Links & books

To develop your thinking skills, you need regular training and feedback. Can you solve the three switches puzzle hosted by Guardian News on YouTube? Clue: it helps to start thinking like a detective.

When it comes to examining your existing beliefs, perspective is everything. Are you prone to defending your viewpoint at all costs, like a soldier, or are you spurred on by curiosity, like a scout? In her TED talk ‘Why You Think You’re Right – Even If You’re Wrong’ (2016), the rationalist Julia Galef examines the motivations behind these two different mindsets and how they shape our interpretations of information. When your steadfast opinions are tested, Galef asks: ‘What do you most yearn for?
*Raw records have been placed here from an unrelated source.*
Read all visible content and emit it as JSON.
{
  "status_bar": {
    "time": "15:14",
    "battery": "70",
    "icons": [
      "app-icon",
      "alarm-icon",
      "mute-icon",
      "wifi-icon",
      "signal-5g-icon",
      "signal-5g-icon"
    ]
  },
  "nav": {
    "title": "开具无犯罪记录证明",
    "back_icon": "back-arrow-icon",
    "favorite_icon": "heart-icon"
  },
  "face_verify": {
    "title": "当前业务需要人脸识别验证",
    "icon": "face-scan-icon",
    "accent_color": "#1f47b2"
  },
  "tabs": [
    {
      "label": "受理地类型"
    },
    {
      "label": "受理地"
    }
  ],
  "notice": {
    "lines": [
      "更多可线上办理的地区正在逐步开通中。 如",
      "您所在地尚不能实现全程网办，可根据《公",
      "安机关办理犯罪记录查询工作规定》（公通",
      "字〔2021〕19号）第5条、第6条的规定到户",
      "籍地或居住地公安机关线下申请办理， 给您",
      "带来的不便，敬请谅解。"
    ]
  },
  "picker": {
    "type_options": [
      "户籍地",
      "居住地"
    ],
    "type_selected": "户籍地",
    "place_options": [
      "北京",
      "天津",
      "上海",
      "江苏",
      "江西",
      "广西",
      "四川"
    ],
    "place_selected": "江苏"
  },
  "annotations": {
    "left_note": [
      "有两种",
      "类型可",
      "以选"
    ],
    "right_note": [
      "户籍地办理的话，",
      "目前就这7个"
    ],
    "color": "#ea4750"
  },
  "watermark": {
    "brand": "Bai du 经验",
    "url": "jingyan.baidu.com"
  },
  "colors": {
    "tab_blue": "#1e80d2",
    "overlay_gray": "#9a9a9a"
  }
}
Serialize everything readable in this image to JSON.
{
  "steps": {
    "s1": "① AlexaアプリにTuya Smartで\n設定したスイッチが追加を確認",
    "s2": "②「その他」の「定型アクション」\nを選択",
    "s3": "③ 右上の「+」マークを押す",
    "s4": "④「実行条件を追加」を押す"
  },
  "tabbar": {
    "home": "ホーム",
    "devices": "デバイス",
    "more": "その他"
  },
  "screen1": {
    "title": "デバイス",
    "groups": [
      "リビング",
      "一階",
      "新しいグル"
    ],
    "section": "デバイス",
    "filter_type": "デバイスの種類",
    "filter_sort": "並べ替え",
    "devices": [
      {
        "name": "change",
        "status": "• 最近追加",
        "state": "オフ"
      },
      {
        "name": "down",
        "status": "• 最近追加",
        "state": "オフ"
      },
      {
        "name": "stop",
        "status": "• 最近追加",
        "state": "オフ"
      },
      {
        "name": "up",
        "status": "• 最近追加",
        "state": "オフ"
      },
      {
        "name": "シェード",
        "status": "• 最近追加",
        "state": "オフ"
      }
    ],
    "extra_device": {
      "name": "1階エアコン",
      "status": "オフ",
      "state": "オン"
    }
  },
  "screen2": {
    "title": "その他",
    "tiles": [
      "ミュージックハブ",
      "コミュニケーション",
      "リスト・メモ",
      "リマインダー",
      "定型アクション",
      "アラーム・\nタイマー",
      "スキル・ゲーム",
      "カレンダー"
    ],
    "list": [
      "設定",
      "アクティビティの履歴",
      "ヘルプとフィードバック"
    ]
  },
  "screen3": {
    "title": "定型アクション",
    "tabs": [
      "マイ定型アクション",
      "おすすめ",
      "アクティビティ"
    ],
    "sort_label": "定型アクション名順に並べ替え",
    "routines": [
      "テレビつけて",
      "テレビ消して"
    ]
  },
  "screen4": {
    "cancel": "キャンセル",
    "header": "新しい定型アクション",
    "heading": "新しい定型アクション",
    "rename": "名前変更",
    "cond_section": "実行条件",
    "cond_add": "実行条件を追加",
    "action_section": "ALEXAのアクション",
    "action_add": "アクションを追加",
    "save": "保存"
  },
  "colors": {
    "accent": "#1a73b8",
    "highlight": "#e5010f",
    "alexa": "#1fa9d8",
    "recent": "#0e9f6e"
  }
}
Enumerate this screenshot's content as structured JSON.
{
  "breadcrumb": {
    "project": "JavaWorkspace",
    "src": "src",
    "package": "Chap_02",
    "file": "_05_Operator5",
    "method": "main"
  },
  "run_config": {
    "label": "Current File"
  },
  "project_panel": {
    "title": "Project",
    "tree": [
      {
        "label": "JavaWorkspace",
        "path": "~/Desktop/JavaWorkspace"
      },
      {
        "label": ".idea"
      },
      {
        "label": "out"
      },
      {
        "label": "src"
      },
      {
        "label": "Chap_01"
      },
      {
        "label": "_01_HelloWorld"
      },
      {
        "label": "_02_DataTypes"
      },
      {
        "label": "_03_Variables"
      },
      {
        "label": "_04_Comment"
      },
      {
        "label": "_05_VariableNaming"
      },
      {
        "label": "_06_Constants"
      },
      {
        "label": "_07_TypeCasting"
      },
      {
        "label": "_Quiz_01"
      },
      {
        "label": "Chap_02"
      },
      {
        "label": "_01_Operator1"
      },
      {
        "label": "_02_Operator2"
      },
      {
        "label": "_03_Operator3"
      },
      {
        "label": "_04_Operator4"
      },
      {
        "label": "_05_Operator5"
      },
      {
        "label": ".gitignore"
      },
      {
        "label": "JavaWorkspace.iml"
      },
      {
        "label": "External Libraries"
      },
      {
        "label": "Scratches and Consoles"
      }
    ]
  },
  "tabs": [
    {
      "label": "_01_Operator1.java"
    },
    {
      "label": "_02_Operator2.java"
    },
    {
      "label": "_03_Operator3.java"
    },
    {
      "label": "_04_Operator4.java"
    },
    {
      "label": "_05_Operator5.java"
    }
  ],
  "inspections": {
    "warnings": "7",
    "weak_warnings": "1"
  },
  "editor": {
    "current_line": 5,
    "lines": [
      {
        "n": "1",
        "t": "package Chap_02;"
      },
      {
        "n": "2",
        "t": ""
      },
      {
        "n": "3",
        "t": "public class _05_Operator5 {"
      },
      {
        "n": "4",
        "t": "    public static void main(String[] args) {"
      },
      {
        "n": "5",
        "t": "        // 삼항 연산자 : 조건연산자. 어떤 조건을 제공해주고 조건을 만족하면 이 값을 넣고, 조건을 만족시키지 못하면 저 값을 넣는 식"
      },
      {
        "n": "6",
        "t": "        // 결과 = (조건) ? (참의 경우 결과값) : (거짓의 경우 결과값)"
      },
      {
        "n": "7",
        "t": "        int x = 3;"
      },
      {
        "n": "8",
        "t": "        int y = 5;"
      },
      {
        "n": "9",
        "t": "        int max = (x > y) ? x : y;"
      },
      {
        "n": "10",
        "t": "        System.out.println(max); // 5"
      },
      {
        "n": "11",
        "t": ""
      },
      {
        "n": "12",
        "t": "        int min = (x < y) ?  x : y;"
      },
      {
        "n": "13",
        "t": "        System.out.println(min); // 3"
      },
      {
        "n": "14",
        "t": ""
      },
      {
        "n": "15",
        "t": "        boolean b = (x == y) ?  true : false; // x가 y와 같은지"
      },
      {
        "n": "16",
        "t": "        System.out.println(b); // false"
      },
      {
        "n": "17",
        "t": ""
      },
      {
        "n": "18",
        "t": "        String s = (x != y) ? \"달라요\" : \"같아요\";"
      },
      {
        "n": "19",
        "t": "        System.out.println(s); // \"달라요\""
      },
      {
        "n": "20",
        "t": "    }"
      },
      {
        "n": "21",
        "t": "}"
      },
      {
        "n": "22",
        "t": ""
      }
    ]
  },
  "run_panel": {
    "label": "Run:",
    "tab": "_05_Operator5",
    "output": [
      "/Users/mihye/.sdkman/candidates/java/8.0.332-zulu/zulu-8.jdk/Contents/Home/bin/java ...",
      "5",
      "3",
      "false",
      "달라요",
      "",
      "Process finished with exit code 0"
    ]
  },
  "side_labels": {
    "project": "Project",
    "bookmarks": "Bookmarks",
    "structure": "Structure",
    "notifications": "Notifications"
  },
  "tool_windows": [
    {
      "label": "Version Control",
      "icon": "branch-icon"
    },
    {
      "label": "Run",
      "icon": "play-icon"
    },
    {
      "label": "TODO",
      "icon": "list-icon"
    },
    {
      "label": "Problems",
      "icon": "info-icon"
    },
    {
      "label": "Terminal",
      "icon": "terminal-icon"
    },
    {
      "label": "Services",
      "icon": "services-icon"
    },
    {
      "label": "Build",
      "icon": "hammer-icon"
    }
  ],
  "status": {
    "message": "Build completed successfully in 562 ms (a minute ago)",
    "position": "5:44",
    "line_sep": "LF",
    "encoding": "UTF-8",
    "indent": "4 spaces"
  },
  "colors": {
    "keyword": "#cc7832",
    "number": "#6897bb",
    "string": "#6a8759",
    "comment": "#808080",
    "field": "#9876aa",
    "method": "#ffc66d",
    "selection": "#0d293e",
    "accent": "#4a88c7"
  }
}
Do you yearn to defend your own beliefs, or do you yearn to see the world as clearly as you possibly can?’

In this blog post for the UK’s Foreign, Commonwealth and Development Office, Gisle Kvanvig and I told the story of how, building on the work of British experts, we used the idea of a detective mindset to inform a new, more ethical approach to interviewing and investigation techniques in, for example, law enforcement. Following this approach, officers are trained to handle the interview room much like a crime scene where accurate, reliable and actionable information can be collected for the purpose of investigating the case.

The book Blackstone’s Senior Investigating Officers’ Handbook (5th ed, 2019) by Tony Cook is a unique one-stop guide to all the processes and actions involved in conducting major investigations, presented in a clear and understandable fashion.

For my PhD thesis The Making of an Expert Detective: Thinking and Deciding in Criminal Investigations (2016), I drew on theoretical frameworks developed in social and cognitive psychology to examine the degree to which individual and systemic factors can compensate for inherent biases in criminal detectives’ judgments and decision-making.

The book The Routledge International Handbook of Legal and Investigative Psychology (2019), edited by the psychologists Ray Bull and Iris Blandón-Gitlin, explores contemporary topics in psychological science, applying them to investigative and legal procedures. Featuring contributions from recognised scholars from around the globe (including myself), it brings together current research, emerging trends, and cutting-edge debates in a single comprehensive and authoritative volume.

The book Superforecasting: The Art and Science of Prediction (2015) by the political scientist Philip E Tetlock and the author Dan Gardner offers a deeper insight into prediction, drawing on decades of research and the results of a massive, US government-funded forecasting tournament. The Good Judgment Project involves tens of thousands of ordinary people – including a Brooklyn filmmaker, a retired pipe-installer, and a former ballroom dancer – who set out to forecast global events. Some of the volunteers have turned out to be astonishingly good. These ‘superforecasters’ have beaten other benchmarks, competitors and prediction markets. They’ve even beaten the collective judgment of intelligence analysts with access to classified information.

‘Correlation does not imply causation’: for decades, this mantra was invoked by scientists in order to avoid taking positions as to whether one thing caused another, such as smoking and cancer, or carbon dioxide and climate change. But today, that taboo is dead. The causal revolution has (seemingly) cut through a century of confusion, and placed cause and effect on a firm scientific basis. The Book of Why (2018) by the computer scientist Judea Pearl and the science writer Dana Mackenzie explains causal thinking to general readers, showing how it allows us to explore both the world that is and the worlds that could have been. It is the essence of human and artificial intelligence. And just as these scientific discoveries have enabled machines to think better, The Book of Why explains how we too can think better.